The global Scaling Test Network is open to anyone in the BSV ecosystem interested in participating in a “continuous flow of transactions with rates reaching 700 transactions per second.” This initiative, according to the node team, paves the way for the creation of an environment where scaling capabilities of existing solutions and scaling technologies can be researched and verified. To learn more about STN, visit the Bitcoin Scaling Test Network site.

The Bitcoin SV version 0.1.1 builds on the improvements made in the initial release candidate, which focused on protocol stability. This time, the node team rolled out modifications that enable massive scaling of the BSV network, allowing major enterprises to build confidently on top of the regulation-friendly BSV chain. As Twitter user Brendan Lee noted: “Bitcoin [now reborn in Bitcoin SV] is scaling on-chain, ready for the world to jump on-board.”

Roger Ver

Roger Ver, Samson Mow Deconomy 2018 debate goes off the rails

The war of the words continues this week at the inaugural Deconomy 2018 blockchain forum in Seoul, South Korea.

On Tuesday, owner Roger Ver was pitted against Blockstream Chief Strategy Officer Samson Mow in a panel discussion that tackled the controversial question, “Can Bitcoin Scale?”

As expected, the debate on Bitcoin’s scaling issues as well as Satoshi Nakamoto’s vision for Bitcoin—as a peer-to-peer electronic cash system—turned into a tension-filled exchange between the two panelists. Mow pointed out that the computer science behind scaling Bitcoin needs to be taken into consideration, which means looking at the code and following the consensus rule.

“I think the scaling that works is to take an engineering standpoint to look at the code and to follow consensus rules and build layer 2 solutions,” Mow said. “I think scaling Bitcoin, we have to take into consideration the computer science aspect of it. We can’t just make things up. We actually have to look at the code and we have to follow the consensus rule, so if you look at what Bitcoin Core has been doing, is they’ve been scaling all along so that everything is backwards compatible.”

The intention might be good, Ver responded, but the effect was damaging—Bitcoin lost its first-mover advantage, the market cap of altcoins skyrocketed, and the number of transactions on the Bitcoin Core (BTC) network today was only half of what it was in December 2017.

Bitcoin Core is having negative merchant adoption around the world. Bitcoin Cash is having positive merchant adoption around the world,” Ver said.“So even if Samson and Blockstream and Bitcoin Core supporters have the absolute best intentions in their heart, we have the empirical evidence to show that the effects were negative and incredibly damaging to Bitcoin. Let’s judge things by their effect and their results, not the intent of the people that were putting it together.”

And that’s just the first 10 minutes of the debate, ladies and gentlemen.

Watch how it all went down here:

Note: Tokens in the SegWit chain are referred to as SegWit1X (BTC) and SegWit Gold (SWG) and are no longer Bitcoin.
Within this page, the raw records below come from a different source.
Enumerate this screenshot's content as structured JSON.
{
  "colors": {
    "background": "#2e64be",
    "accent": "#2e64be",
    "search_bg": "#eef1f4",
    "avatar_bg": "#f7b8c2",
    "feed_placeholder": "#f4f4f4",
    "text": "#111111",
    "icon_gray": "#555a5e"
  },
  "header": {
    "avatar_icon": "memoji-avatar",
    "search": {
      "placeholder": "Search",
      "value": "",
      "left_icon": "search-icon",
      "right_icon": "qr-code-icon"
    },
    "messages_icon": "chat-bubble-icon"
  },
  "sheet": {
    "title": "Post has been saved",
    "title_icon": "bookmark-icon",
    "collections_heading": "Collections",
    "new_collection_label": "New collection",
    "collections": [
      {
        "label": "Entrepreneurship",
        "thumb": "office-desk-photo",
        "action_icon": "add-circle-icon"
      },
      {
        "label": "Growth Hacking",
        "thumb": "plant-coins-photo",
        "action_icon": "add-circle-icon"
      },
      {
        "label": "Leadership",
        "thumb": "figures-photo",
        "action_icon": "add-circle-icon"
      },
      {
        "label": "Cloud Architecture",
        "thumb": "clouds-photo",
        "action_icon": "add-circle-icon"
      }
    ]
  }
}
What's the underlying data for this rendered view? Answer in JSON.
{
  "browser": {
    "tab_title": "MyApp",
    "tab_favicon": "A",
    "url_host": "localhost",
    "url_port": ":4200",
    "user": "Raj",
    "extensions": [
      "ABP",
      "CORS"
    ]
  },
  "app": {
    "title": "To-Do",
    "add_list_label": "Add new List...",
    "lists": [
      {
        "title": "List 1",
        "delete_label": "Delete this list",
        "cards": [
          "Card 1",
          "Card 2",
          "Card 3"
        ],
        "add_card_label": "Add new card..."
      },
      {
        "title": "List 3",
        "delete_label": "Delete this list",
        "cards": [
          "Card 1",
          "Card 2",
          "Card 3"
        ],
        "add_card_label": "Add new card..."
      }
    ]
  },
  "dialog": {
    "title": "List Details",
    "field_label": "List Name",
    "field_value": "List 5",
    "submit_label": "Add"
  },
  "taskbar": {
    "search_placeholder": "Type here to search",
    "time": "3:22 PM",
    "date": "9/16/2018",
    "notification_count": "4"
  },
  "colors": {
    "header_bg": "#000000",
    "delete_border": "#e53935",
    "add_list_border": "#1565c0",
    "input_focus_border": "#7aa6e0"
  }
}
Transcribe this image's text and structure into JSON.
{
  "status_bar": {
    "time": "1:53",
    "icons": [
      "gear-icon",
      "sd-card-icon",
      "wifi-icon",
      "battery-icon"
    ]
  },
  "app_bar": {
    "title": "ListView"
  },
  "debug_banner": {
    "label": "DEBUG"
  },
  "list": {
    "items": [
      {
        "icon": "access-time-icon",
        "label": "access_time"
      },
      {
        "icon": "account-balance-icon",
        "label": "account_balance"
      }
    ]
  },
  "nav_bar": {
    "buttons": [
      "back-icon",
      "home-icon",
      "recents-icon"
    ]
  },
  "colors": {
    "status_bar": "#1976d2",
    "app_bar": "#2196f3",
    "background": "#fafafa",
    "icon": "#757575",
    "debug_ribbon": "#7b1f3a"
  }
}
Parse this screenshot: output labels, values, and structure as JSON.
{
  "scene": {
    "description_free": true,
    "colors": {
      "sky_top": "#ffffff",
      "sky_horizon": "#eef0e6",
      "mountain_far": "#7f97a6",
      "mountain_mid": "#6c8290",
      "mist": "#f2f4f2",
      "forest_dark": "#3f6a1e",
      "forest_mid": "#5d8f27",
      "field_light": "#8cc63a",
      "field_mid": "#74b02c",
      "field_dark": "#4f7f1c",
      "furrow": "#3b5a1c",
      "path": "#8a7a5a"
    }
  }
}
Bitcoin Cash (BCH) is the only true Bitcoin as intended by the original Satoshi white paper.  Bitcoin BCH is the only public block chain that offers safe and cheap microtransactions.